--- Task details ---
Scan the entries for the word "this". Every line that has it should be copied.

(Entries from a dataset of interfaces)
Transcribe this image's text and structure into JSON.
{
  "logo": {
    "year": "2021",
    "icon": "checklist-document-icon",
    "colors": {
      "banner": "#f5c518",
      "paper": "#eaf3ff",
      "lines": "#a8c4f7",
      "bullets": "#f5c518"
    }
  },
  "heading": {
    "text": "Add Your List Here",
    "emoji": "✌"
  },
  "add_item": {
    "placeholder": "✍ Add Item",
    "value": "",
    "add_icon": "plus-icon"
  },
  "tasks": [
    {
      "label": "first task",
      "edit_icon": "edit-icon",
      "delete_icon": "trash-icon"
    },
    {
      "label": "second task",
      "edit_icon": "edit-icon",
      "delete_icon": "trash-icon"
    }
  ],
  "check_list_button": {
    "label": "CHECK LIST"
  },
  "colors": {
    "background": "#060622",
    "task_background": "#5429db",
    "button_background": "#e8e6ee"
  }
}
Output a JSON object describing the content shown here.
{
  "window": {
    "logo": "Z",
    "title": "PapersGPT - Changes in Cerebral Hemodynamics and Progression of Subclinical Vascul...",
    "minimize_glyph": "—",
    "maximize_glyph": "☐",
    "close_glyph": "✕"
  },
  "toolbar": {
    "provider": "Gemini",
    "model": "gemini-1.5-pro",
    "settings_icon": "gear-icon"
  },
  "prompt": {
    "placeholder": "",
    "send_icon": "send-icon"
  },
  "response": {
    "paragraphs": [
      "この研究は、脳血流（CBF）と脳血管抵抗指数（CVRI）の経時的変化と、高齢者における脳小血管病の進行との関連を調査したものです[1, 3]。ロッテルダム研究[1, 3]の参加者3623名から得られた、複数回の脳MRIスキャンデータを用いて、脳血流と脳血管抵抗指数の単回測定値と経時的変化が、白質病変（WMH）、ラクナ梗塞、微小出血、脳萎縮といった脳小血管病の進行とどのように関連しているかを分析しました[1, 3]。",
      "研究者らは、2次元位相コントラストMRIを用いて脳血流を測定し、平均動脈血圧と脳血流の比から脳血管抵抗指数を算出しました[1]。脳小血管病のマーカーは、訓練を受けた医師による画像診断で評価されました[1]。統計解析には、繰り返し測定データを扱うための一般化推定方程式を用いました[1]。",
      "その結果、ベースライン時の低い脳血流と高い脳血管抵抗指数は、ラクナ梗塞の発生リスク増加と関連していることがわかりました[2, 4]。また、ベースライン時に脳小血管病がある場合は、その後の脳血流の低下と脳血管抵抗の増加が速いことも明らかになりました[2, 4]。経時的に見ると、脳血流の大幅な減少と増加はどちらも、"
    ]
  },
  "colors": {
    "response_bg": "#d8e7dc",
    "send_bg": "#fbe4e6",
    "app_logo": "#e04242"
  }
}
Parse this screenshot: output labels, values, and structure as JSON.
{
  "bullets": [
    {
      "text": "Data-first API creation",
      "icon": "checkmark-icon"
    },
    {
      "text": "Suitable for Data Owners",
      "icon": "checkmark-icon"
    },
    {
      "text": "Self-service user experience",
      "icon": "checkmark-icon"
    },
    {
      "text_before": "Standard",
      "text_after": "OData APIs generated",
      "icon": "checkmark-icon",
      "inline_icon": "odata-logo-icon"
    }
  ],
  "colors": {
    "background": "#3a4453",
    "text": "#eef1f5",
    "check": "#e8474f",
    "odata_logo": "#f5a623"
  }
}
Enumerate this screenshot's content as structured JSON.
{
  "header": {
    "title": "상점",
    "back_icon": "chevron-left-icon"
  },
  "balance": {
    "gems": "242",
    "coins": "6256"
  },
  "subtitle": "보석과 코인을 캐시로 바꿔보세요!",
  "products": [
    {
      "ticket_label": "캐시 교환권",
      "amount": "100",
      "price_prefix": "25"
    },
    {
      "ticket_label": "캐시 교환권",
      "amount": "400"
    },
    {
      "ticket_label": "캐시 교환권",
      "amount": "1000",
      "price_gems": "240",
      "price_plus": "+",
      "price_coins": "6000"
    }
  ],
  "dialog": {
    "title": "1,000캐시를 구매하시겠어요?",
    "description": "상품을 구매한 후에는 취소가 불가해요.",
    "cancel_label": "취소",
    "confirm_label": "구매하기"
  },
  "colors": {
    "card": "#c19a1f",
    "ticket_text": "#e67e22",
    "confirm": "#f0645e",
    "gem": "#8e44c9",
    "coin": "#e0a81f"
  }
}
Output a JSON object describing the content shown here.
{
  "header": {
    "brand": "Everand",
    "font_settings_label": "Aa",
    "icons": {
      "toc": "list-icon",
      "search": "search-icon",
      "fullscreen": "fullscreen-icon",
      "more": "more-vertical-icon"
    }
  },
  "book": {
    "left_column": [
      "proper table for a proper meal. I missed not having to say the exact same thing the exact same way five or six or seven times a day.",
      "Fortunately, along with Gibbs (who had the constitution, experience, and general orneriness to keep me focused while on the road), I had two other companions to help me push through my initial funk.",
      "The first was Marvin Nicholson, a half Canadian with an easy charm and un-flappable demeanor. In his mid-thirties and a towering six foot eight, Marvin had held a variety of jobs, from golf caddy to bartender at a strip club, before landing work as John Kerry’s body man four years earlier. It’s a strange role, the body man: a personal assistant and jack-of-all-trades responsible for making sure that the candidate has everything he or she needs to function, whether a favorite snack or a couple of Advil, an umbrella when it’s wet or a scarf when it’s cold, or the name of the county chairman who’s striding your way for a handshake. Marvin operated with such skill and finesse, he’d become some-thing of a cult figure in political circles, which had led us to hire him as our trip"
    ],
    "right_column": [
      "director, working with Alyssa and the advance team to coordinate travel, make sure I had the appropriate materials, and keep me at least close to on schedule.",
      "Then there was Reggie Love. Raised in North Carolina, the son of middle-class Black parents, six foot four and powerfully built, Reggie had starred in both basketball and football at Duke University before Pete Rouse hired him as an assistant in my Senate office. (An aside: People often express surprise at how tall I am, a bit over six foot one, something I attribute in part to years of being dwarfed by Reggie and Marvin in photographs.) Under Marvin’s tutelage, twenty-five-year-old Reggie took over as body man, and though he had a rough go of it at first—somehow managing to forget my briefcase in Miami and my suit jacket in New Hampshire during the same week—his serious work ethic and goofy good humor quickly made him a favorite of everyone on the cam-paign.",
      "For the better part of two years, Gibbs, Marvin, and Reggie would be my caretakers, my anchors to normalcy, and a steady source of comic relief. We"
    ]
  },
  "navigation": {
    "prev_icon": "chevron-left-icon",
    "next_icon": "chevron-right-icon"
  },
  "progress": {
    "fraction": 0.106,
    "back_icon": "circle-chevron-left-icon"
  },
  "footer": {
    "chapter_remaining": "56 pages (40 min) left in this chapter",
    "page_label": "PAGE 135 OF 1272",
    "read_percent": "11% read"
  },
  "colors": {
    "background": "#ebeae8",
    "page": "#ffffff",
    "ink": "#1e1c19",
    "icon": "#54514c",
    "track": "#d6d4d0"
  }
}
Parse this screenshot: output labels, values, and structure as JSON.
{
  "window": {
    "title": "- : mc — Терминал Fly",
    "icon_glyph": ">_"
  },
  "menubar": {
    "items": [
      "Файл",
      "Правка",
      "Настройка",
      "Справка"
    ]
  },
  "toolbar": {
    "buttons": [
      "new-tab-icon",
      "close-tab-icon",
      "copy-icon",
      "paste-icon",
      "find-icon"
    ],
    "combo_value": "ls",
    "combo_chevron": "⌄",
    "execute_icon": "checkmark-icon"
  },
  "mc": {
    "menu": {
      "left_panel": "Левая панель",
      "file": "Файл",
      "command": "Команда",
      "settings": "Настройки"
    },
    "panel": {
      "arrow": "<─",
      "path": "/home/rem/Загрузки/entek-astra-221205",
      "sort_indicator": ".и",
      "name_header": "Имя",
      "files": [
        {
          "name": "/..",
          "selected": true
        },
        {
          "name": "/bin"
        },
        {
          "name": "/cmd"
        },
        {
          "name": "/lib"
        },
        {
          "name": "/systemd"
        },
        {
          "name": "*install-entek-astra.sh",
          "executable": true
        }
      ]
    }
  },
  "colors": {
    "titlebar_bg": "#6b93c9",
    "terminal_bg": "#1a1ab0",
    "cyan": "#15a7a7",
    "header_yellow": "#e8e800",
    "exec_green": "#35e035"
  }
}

--- Exercise response ---
Transcribe this image's text and structure into JSON.
Parse this screenshot: output labels, values, and structure as JSON.
Enumerate this screenshot's content as structured JSON.
    "chapter_remaining": "56 pages (40 min) left in this chapter",
Parse this screenshot: output labels, values, and structure as JSON.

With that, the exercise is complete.